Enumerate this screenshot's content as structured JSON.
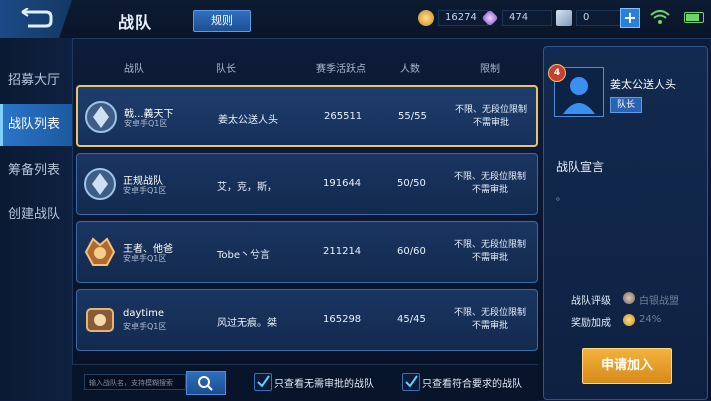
{
  "header": {
    "title": "战队",
    "rules_label": "规则",
    "gold": "16274",
    "diamonds": "474",
    "vouchers": "0",
    "plus_label": "+"
  },
  "sidebar": {
    "items": [
      {
        "label": "招募大厅"
      },
      {
        "label": "战队列表"
      },
      {
        "label": "筹备列表"
      },
      {
        "label": "创建战队"
      }
    ]
  },
  "table": {
    "columns": [
      "战队",
      "队长",
      "赛季活跃点",
      "人数",
      "限制"
    ],
    "rows": [
      {
        "name": "戟...義天下",
        "server": "安卓手Q1区",
        "captain": "姜太公送人头",
        "activity": "265511",
        "members": "55/55",
        "restrict1": "不限、无段位限制",
        "restrict2": "不需审批"
      },
      {
        "name": "正规战队",
        "server": "安卓手Q1区",
        "captain": "艾，克，斯，",
        "activity": "191644",
        "members": "50/50",
        "restrict1": "不限、无段位限制",
        "restrict2": "不需审批"
      },
      {
        "name": "王者、他爸",
        "server": "安卓手Q1区",
        "captain": "Tobe丶兮言",
        "activity": "211214",
        "members": "60/60",
        "restrict1": "不限、无段位限制",
        "restrict2": "不需审批"
      },
      {
        "name": "daytime",
        "server": "安卓手Q1区",
        "captain": "风过无痕。桀",
        "activity": "165298",
        "members": "45/45",
        "restrict1": "不限、无段位限制",
        "restrict2": "不需审批"
      }
    ]
  },
  "bottom": {
    "search_placeholder": "输入战队名，支持模糊搜索",
    "filter1_label": "只查看无需审批的战队",
    "filter2_label": "只查看符合要求的战队"
  },
  "panel": {
    "level": "4",
    "leader_name": "姜太公送人头",
    "captain_tag": "队长",
    "declaration_title": "战队宣言",
    "declaration_text": "。",
    "rating_label": "战队评级",
    "rating_value": "白银战盟",
    "bonus_label": "奖励加成",
    "bonus_value": "24%",
    "join_label": "申请加入"
  },
  "colors": {
    "selected_border": "#e7c56a",
    "join_button": "#f3b23c",
    "active_tab": "#2a74c8"
  }
}
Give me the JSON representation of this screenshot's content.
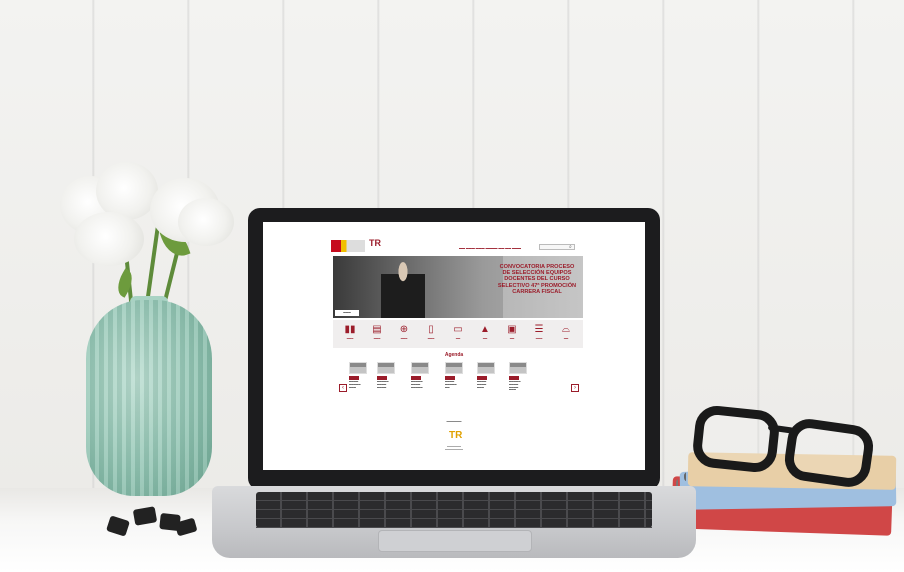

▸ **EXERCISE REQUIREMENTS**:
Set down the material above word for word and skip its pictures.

▸ **EXERCISE RESULT**:
Enumerate this screenshot's content as structured JSON.
{
  "header": {
    "title": "战队",
    "rules_label": "规则",
    "gold": "16274",
    "diamonds": "474",
    "vouchers": "0",
    "plus_label": "+"
  },
  "sidebar": {
    "items": [
      {
        "label": "招募大厅"
      },
      {
        "label": "战队列表"
      },
      {
        "label": "筹备列表"
      },
      {
        "label": "创建战队"
      }
    ]
  },
  "table": {
    "columns": [
      "战队",
      "队长",
      "赛季活跃点",
      "人数",
      "限制"
    ],
    "rows": [
      {
        "name": "戟...義天下",
        "server": "安卓手Q1区",
        "captain": "姜太公送人头",
        "activity": "265511",
        "members": "55/55",
        "restrict1": "不限、无段位限制",
        "restrict2": "不需审批"
      },
      {
        "name": "正规战队",
        "server": "安卓手Q1区",
        "captain": "艾，克，斯，",
        "activity": "191644",
        "members": "50/50",
        "restrict1": "不限、无段位限制",
        "restrict2": "不需审批"
      },
      {
        "name": "王者、他爸",
        "server": "安卓手Q1区",
        "captain": "Tobe丶兮言",
        "activity": "211214",
        "members": "60/60",
        "restrict1": "不限、无段位限制",
        "restrict2": "不需审批"
      },
      {
        "name": "daytime",
        "server": "安卓手Q1区",
        "captain": "风过无痕。桀",
        "activity": "165298",
        "members": "45/45",
        "restrict1": "不限、无段位限制",
        "restrict2": "不需审批"
      }
    ]
  },
  "bottom": {
    "search_placeholder": "输入战队名，支持模糊搜索",
    "filter1_label": "只查看无需审批的战队",
    "filter2_label": "只查看符合要求的战队"
  },
  "panel": {
    "level": "4",
    "leader_name": "姜太公送人头",
    "captain_tag": "队长",
    "declaration_title": "战队宣言",
    "declaration_text": "。",
    "rating_label": "战队评级",
    "rating_value": "白银战盟",
    "bonus_label": "奖励加成",
    "bonus_value": "24%",
    "join_label": "申请加入"
  },
  "colors": {
    "selected_border": "#e7c56a",
    "join_button": "#f3b23c",
    "active_tab": "#2a74c8"
  }
}
Give me the JSON representation of this screenshot's content.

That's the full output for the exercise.